Second, the evidence that petitioner's car was in Cicero on the morning of the crime was almost irrefutable. Besides the previously described identification of petitioner's license plate number by a disinterested eyewitness and the similar description of clothes, there was other evidence that petitioner committed the robbery in Cicero. Petitioner had formerly worked in Syracuse and had lived in Cicero. The assistant manager of the robbed bank testified that petitioner's wife had worked there as a teller six months before the robbery, in the summer of 1968, and that petitioner had visited the bank that summer at least twice. Other evidence is described in detail in the first opinion of the Court of Appeals,

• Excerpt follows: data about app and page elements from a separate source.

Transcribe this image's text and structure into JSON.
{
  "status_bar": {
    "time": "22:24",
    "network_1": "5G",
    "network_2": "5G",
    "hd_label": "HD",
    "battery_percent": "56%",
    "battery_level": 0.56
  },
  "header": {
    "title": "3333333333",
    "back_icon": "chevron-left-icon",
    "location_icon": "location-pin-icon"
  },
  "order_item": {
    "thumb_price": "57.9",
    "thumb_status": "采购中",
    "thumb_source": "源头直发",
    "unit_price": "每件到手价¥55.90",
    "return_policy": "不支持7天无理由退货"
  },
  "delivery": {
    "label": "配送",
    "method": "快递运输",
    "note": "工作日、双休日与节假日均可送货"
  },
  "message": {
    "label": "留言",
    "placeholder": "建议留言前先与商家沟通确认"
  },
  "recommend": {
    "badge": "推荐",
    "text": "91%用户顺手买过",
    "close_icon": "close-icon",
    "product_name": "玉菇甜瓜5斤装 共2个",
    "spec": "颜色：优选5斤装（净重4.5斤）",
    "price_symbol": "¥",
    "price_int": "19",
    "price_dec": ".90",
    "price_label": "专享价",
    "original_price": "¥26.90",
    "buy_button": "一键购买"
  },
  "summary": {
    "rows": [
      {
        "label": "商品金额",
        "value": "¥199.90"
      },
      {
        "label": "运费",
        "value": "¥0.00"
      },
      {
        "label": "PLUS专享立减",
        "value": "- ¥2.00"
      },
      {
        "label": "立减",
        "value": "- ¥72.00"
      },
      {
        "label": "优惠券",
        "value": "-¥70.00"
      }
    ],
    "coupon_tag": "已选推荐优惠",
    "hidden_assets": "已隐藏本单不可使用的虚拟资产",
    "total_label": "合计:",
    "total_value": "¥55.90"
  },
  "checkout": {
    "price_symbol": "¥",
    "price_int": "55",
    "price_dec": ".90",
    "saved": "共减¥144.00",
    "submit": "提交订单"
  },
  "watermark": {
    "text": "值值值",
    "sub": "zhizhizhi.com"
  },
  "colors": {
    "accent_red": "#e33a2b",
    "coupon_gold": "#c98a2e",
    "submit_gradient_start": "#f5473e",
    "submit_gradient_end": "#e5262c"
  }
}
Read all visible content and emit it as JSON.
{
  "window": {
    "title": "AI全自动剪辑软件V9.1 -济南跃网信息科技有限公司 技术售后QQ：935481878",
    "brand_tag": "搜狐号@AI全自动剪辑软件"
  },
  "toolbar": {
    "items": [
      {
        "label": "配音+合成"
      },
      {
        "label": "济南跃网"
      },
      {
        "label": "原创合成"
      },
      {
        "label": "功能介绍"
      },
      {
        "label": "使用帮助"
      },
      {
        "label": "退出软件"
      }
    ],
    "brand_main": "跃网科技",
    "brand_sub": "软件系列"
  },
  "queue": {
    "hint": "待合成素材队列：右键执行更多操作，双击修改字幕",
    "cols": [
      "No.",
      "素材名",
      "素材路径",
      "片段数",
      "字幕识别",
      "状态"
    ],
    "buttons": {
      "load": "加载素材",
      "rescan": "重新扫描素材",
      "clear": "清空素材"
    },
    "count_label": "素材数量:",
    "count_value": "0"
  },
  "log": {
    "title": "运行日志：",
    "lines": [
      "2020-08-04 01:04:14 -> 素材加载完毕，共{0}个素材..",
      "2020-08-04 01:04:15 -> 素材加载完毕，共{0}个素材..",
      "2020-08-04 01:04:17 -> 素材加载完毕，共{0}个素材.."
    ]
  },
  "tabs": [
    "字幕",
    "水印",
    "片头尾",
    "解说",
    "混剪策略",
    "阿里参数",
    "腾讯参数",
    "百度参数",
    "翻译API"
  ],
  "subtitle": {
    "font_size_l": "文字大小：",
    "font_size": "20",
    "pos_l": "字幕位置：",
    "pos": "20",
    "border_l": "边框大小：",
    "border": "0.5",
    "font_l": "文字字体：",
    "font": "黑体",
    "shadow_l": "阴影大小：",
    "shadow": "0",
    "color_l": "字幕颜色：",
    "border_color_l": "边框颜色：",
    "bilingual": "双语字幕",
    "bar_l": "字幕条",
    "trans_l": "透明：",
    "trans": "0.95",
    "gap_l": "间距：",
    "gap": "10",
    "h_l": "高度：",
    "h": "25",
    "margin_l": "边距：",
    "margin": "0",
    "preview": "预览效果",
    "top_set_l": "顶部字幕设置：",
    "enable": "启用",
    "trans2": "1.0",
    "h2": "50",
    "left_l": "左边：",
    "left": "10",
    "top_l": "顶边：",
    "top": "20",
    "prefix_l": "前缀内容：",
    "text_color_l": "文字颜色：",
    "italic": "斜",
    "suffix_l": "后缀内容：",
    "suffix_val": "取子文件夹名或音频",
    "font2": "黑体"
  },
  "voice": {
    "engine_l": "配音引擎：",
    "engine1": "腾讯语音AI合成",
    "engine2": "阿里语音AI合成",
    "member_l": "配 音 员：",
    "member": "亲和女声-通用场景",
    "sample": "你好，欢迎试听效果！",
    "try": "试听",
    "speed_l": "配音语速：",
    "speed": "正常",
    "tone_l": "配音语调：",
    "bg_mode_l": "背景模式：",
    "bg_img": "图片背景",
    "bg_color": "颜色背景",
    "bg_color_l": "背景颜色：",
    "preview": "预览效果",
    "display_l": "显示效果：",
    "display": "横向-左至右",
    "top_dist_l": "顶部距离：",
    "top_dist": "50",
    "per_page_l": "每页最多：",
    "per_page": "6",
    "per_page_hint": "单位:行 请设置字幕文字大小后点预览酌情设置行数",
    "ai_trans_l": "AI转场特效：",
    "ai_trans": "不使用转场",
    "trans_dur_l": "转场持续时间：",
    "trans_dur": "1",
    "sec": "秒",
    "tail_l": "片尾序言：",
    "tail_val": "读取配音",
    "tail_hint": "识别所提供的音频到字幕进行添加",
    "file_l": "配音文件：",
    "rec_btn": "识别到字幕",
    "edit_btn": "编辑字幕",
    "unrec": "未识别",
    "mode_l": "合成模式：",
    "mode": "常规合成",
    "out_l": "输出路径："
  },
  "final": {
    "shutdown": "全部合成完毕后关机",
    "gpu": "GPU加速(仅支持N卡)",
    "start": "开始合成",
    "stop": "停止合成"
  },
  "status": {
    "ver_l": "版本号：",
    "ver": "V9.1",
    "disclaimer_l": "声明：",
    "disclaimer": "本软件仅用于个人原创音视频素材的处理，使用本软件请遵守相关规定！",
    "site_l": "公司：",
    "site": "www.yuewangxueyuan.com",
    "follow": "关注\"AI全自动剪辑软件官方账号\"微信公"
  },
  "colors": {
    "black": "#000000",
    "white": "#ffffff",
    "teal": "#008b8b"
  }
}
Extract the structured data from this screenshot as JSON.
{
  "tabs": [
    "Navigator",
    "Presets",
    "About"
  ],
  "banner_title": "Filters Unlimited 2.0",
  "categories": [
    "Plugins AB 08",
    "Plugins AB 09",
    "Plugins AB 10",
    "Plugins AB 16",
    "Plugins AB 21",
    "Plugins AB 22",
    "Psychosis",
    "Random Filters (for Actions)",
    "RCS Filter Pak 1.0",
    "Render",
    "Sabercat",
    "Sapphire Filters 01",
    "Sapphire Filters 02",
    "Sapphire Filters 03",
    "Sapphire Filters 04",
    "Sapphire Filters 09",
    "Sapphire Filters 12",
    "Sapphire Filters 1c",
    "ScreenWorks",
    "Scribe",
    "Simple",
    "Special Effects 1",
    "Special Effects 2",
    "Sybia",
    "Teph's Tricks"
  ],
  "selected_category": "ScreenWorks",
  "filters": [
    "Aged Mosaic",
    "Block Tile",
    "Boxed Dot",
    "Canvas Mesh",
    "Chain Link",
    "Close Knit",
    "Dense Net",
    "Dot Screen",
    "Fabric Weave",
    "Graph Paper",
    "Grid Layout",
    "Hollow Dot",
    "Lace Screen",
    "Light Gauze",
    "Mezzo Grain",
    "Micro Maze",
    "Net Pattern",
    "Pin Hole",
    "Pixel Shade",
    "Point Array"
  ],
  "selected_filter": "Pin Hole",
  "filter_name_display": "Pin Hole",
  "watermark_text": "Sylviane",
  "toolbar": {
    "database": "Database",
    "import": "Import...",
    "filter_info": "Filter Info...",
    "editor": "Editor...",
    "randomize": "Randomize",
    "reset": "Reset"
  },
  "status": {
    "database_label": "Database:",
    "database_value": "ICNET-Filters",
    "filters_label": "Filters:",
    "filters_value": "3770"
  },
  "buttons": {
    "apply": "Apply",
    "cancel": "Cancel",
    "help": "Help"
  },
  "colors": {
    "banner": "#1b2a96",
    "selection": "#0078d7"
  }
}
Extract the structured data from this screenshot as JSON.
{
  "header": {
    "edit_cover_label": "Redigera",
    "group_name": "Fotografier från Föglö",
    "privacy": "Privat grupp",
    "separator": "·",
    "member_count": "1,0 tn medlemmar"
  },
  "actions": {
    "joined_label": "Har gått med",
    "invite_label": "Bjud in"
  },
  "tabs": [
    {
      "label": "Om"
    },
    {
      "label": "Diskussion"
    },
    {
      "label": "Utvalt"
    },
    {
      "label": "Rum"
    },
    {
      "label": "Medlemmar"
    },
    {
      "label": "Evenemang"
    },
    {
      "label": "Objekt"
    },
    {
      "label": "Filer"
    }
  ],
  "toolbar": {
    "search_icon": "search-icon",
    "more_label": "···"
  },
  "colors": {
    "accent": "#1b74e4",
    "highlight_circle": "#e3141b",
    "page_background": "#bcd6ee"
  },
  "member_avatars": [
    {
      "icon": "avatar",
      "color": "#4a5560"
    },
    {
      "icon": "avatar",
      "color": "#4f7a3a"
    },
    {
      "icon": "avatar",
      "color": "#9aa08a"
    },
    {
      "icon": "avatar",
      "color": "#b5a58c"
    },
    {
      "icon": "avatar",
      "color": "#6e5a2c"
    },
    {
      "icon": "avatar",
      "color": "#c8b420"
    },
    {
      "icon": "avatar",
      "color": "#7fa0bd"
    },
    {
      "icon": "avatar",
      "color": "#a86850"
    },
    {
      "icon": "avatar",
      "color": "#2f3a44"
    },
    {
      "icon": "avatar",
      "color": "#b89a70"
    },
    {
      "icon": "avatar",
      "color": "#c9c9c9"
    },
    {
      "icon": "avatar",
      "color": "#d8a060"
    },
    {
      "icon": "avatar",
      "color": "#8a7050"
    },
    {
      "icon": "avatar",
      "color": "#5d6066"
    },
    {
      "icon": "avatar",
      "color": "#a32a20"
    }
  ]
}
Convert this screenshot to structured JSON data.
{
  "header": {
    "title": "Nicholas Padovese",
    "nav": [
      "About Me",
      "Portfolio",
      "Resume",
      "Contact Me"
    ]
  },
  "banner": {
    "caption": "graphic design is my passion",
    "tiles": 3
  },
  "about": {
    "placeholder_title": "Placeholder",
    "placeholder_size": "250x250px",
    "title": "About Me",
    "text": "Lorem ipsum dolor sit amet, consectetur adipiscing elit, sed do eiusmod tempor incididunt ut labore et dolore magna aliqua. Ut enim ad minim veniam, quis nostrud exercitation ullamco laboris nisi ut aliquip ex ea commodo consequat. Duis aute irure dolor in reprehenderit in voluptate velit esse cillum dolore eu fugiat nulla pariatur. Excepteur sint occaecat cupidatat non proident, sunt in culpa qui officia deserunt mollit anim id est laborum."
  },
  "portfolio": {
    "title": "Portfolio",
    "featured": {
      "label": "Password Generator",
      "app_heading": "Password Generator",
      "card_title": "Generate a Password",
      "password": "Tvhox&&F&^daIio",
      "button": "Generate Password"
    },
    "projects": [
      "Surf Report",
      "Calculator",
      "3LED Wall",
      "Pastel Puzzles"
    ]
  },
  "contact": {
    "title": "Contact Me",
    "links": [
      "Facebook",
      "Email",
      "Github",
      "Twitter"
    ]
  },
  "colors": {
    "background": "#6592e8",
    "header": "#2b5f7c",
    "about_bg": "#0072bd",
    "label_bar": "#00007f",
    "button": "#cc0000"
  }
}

where the court found that "the Government's case . . . was not merely sufficient but strong."
Briefly, the evidence was as follows:
A telephone call was made at 9:37 A.M. from Churchville, N. Y., 100 miles west of Cicero, to the office of petitioner's girl friend in North Tonawanda and was charged to petitioner's credit card. The record shows that the robber left the Cicero bank at 8:05 A.M. Travelling at 70 miles per hour on the thruway, the most direct route back to North Tonawanda, petitioner would have reached Churchville at 9:30 A.M., placed the telephone call, and easily have driven the remaining 50 miles to North Tonawanda by 10:30 A.M., when the record indicates that petitioner called his office from his home.
The head teller gave the robber a torn $1,000 bill, and petitioner deposited a similar $1,000 bill to his own account in a North Tonawanda bank on the day of the crime.
Finally, petitioner owned a rifle of the same description as the one used in the robbery.
Against this array, petitioner was unable to produce any witness to corroborate his alibi. All he could do was point to minor discrepancies in the prosecution's evidence, show that he was at work in Buffalo by lunch time, and produce a witness who was unable to identify him as the person he had seen in the bank parking lot at 6:30 A.M. on the day of the crime.
In light of the strong case against petitioner, there is no reasonable likelihood that Mrs. Frawley's vague and untenable corroboration of his flimsy and forsaken alibi would have a reasonable likelihood of changing the judgment of the jury.
Accordingly, petitioner's motion to vacate his conviction and sentence, pursuant to 28 U.S.C. § 2255, is denied.